Renewable electricity generation in the first half of 2012 was 13 per cent higher than generation over the first half of 2011, previously Scotland’s record year.
Figures from the Department for Energy and Climate Change showed that Scotland’s renewable generation over the first half of 2012 (quarter one and quarter two) was 12.8 per cent or 806GWh higher than the same period the previous year.
This means renewable electricity generated enough to power the equivalent of an extra 147,000 homes for a whole year in the first half of 2012 alone, compared to the same period in 2011.
Installed renewable capacity at the end of the second quarter of 2012 was up by 18.6 per cent on the previous year, with 5,453MW installed.
The figures also confirmed that 2011 was a record year for renewable electricity generation in Scotland, and around 35 per cent of Scottish electricity demand was met from renewables, exceeding the target of 31 per cent. Around 14,000GWh of electricity was generated – or enough to power the equivalent of approximately 2.5 million homes for a year.
Energy Minister Fergus Ewing said:
“These statistics show once again that Scotland leads the world in renewable energy generation, and that our industry goes from strength to strength.
“Renewable electricity generation for the first half of 2012 is up nearly 13 per cent on the amount generated in the same period in the previous year. The equivalent of an extra 147,000 homes could be powered for a year with the extra electricity produced in those six months alone, compared to the same period in 2011.

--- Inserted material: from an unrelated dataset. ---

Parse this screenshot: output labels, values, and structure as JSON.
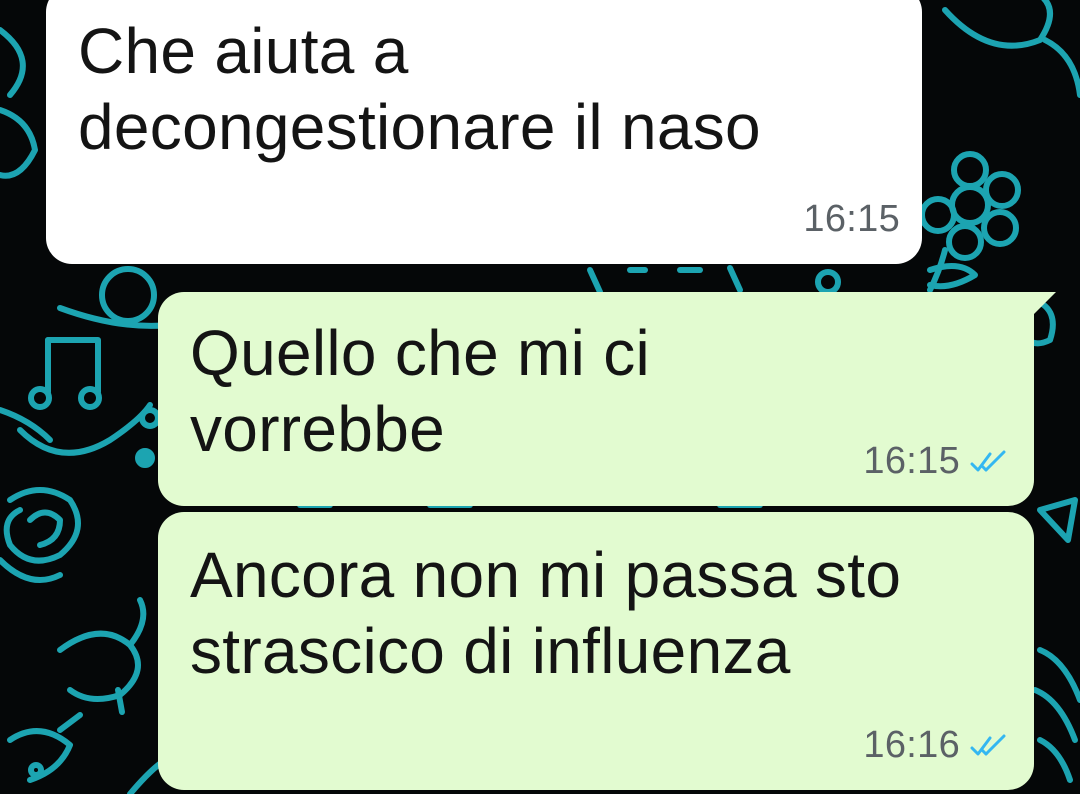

“The Scottish Government has the ambitious, but achievable target of generating the equivalent of 100% of electricity from renewable sources by 2020, as well as more from other sources, and we are determined to ensure communities all over Scotland reap the benefit from renewable energy.
“Scotland has hit the natural lottery twice, first with oil and gas and with our green energy resources. We have astounding green energy potential and vast natural resources with about a quarter of Europe’s wind and tidal energy and 10% of its wave power. We have a responsibility to make sure our nation seizes this opportunity to create tens of thousands of new jobs and secure billions of pounds of investment in our economy.”
The figures showed that renewable electricity generation in Scotland in quarter two 2012 was 2,498GWh, down 20 per cent on the same period in 2011, though when combined with quarter one the year is on track to be the best ever. The majority of this decrease is explained by a fall in hydro generation because of low rainfalls in April and May, and also a drop in onshore wind generation, because of lower wind speeds compared to the same period in 2011.